§ Exercise instructions
Once every line holding "this" in the listing below has been found, give their number and nothing more.

§ Provided records
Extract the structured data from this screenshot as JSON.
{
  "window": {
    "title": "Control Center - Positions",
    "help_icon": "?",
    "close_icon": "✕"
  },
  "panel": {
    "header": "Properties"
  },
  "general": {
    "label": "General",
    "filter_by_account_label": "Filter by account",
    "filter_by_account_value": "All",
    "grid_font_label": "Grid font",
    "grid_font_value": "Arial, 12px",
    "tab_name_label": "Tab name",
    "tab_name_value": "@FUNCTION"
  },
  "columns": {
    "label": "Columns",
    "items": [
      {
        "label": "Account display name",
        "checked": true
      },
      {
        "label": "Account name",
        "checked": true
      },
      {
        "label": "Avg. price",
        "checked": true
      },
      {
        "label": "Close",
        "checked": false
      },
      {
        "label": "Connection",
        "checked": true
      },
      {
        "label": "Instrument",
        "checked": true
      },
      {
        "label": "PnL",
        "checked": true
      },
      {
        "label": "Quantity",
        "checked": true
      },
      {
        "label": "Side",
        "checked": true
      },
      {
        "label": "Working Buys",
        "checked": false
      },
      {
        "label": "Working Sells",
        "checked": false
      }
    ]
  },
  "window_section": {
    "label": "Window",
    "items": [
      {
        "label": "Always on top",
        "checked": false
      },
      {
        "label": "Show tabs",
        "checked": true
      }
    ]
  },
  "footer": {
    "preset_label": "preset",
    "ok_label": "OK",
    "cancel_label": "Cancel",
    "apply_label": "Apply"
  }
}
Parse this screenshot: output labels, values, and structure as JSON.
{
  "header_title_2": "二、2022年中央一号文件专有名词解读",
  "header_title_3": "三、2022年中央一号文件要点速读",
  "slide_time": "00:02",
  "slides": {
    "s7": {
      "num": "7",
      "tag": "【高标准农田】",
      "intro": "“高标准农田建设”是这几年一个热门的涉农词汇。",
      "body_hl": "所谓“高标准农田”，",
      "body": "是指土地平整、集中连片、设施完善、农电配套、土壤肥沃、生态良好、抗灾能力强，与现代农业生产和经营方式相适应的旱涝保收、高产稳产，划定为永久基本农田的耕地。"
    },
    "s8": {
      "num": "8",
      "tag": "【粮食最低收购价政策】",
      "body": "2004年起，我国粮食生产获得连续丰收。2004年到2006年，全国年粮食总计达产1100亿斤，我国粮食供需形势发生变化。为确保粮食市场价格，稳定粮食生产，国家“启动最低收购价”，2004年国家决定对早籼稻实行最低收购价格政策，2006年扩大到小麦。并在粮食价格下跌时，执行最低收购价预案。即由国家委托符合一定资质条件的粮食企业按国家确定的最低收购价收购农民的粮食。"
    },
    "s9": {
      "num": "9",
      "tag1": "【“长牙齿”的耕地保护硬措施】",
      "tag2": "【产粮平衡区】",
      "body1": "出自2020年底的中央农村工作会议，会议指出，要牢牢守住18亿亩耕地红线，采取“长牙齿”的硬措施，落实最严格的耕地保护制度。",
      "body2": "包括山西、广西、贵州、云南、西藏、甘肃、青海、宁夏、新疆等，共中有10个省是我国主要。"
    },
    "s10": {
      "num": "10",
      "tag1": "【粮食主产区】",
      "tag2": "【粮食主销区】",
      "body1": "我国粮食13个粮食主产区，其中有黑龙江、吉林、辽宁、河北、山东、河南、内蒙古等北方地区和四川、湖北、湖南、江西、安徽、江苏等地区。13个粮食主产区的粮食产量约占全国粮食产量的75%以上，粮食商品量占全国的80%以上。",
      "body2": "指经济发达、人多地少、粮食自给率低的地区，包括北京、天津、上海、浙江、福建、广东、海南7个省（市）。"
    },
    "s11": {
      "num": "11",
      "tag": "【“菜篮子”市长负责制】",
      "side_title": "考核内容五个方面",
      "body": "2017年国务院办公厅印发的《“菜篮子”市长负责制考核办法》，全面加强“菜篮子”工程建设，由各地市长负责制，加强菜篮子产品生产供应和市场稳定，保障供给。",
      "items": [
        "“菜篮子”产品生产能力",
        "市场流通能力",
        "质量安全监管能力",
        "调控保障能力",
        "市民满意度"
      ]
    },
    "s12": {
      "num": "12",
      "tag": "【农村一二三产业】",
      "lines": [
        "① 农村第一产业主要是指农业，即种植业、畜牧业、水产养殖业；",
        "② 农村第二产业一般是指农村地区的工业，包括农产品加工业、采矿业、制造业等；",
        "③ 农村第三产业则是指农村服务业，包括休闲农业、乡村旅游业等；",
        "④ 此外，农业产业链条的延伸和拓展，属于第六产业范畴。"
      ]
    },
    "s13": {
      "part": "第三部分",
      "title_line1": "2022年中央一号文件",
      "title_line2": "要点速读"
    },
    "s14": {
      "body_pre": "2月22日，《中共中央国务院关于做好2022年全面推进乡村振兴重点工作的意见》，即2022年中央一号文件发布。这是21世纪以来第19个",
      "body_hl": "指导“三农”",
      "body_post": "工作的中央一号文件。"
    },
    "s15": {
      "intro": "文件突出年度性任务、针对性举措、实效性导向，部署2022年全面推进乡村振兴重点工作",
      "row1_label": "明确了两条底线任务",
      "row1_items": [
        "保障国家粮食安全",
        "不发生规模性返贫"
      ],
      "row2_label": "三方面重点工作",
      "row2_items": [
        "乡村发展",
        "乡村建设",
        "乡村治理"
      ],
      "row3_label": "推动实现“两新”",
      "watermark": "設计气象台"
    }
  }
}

§ Written reply
2